By Christine Mukami, PACE Fellow 2022
The education sector is still struggling to traverse the new curriculum, while the broader picture and objective of this competency-based curriculum has been envisioned to make a positive impact on learning and comprehension, many teachers, parents and concerned individuals have noted a lot of gaps that are in the system since its implementation. Among them is the introduction of technology as a learning area in science. In grade 5 the students are expected to learn how to code but at the same time, many teachers are not well versed to educate the students on the area, as noted during the time I have been in Gachororo Primary.
This second term, I was called upon to teach the science and technology unit in grade 6 using Microsoft Excel. I took up the task, but soon noticed that all the digital computer devices for the pupils don’t have any Microsoft Programs (i.e. excel, word, access, publisher) installed for learning purposes! How are they meant to learn? How are they supposed to cover that learning area? this puts them at a further disadvantage because they are expected to be at the same level as students from well-off schools with proper access to these programs and desktops.

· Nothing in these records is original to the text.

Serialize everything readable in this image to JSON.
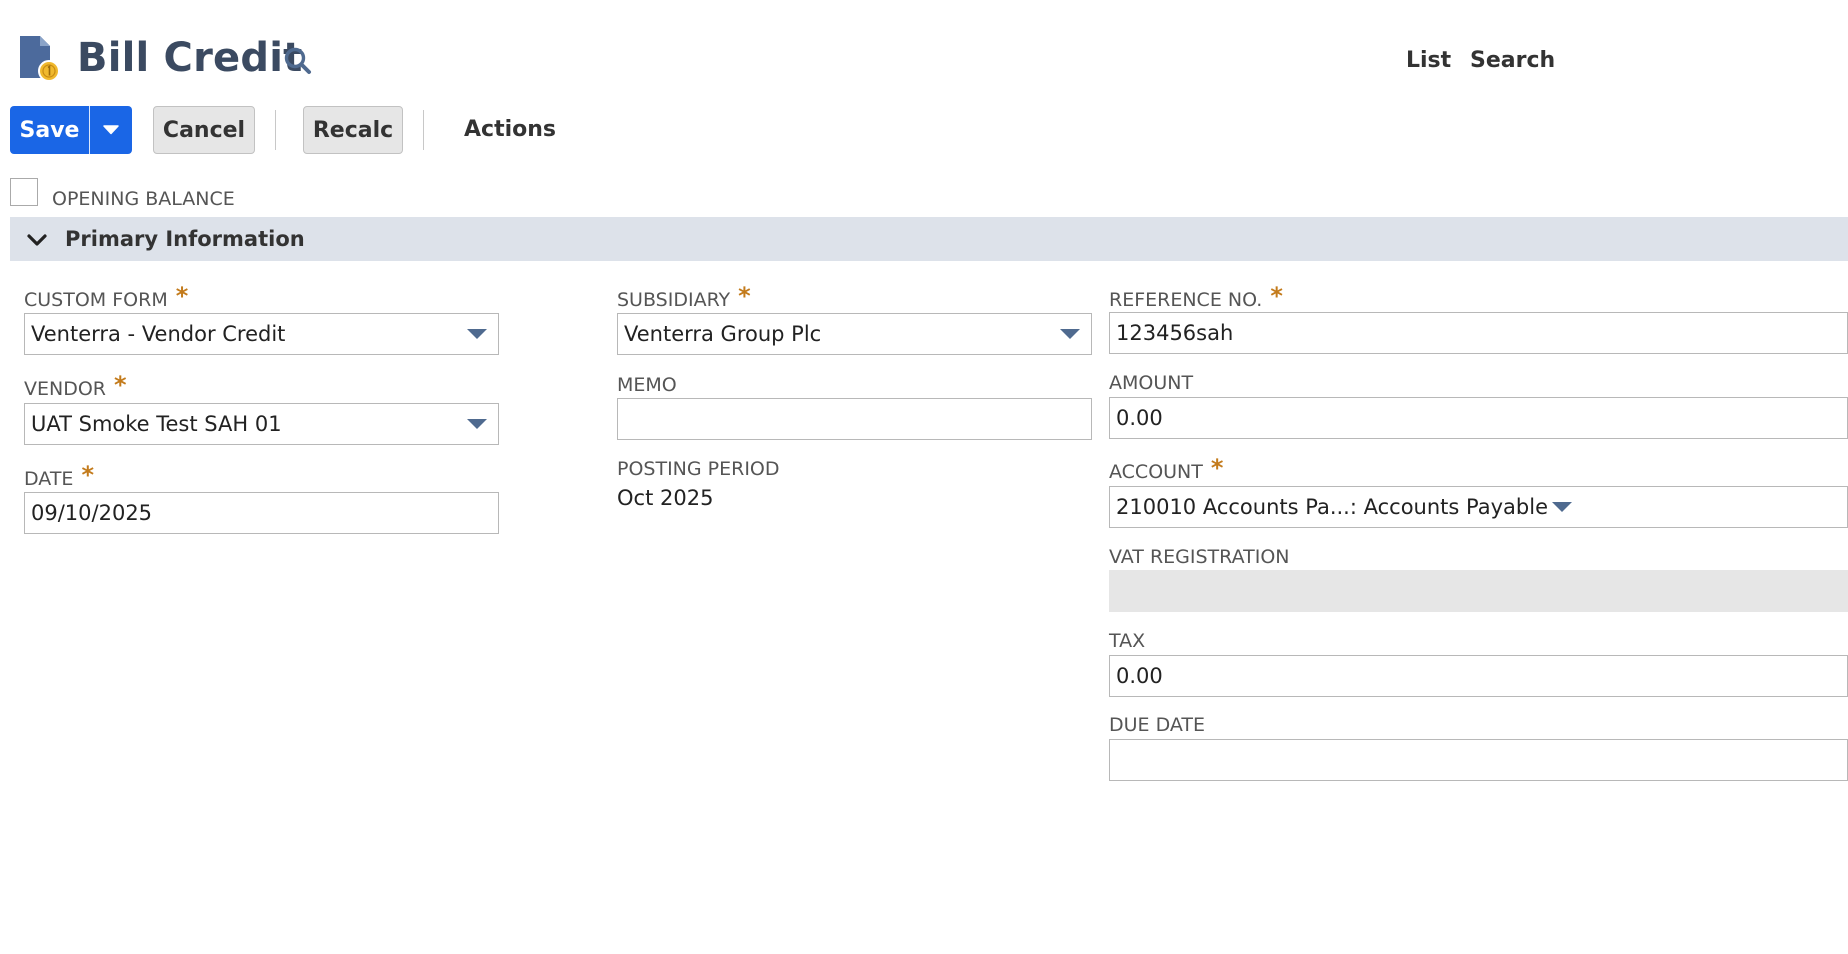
{
  "header": {
    "title": "Bill Credit",
    "nav_links": {
      "list": "List",
      "search": "Search"
    }
  },
  "toolbar": {
    "save_label": "Save",
    "cancel_label": "Cancel",
    "recalc_label": "Recalc",
    "actions_label": "Actions",
    "save_color": "#1a66e6"
  },
  "opening_balance": {
    "label": "OPENING BALANCE",
    "checked": false
  },
  "section": {
    "title": "Primary Information"
  },
  "fields": {
    "custom_form": {
      "label": "CUSTOM FORM",
      "required": "*",
      "value": "Venterra - Vendor Credit"
    },
    "vendor": {
      "label": "VENDOR",
      "required": "*",
      "value": "UAT Smoke Test SAH 01"
    },
    "date": {
      "label": "DATE",
      "required": "*",
      "value": "09/10/2025"
    },
    "subsidiary": {
      "label": "SUBSIDIARY",
      "required": "*",
      "value": "Venterra Group Plc"
    },
    "memo": {
      "label": "MEMO",
      "value": ""
    },
    "posting_period": {
      "label": "POSTING PERIOD",
      "value": "Oct 2025"
    },
    "reference_no": {
      "label": "REFERENCE NO.",
      "required": "*",
      "value": "123456sah"
    },
    "amount": {
      "label": "AMOUNT",
      "value": "0.00"
    },
    "account": {
      "label": "ACCOUNT",
      "required": "*",
      "value": "210010 Accounts Pa...: Accounts Payable"
    },
    "vat_registration": {
      "label": "VAT REGISTRATION",
      "value": ""
    },
    "tax": {
      "label": "TAX",
      "value": "0.00"
    },
    "due_date": {
      "label": "DUE DATE",
      "value": ""
    }
  },
  "icons": {
    "doc": "document-coin-icon",
    "search": "search-icon",
    "dropdown": "caret-down-icon",
    "chevron": "chevron-down-icon"
  },
  "colors": {
    "title": "#3b4a61",
    "required": "#c37b1c",
    "section_bg": "#dde2ea",
    "caret": "#4f6a8f"
  }
}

I thought of a few solutions to this problem among them being, to install Microsoft office on the learning kindles but this proved futile as I did not have Administrator Privileges and secondly the latest versions require a monthly subscription of ten thousand Kenya shillings which is not realistic in such a public school where monetary resources are scarce. And the free trial before the subscription did not seem sustainable to serve till later, with the incoming class after the current was done using it.
To teach or learn anything about computers requires practical hands-on learning to grasp every detail. Therefore, it would be vain to just teach the theory part. I opted to facilitate the topic by accessing Excel on the Microsoft website online. I put the class into 13 groups of 5 pupils to get ensure personalized attention to each for a proper grasp of content. Then explained the theory part of it and had them draw it out in their exercise books as illustrated in the textbook. For the practical part, I used a laptop to explain the same to each of the groups. Then I prodded them to try applying some of the functions they had learned on a practice spreadsheet.
Quite a number looked unsure and hesitant about interacting with the device, but I encouraged them to confident enough because making mistakes is also a part of learning. The pupils then showed great enthusiasm to learn more about the program and its functions.
For their end-term project, it was a choice between modeling a heart and creating a Microsoft Excel class inventory record. They chose to do the latter on their digital learning devices in groups. The pupils contributed a small amount for data bundles and started the project. Within a week we were done with the project and most of the class met the expectation of this learning area.
Our education system continues to advance in many digital ways and as is the mission of Pace, all children from these types of communities ought to be equipped with the relevant education on the matter, to be at the same level as other children from well-off schools and communities. What they have learned this term on Microsoft Excel lays a good foundation as they continue to learn more about computer systems in their next education levels.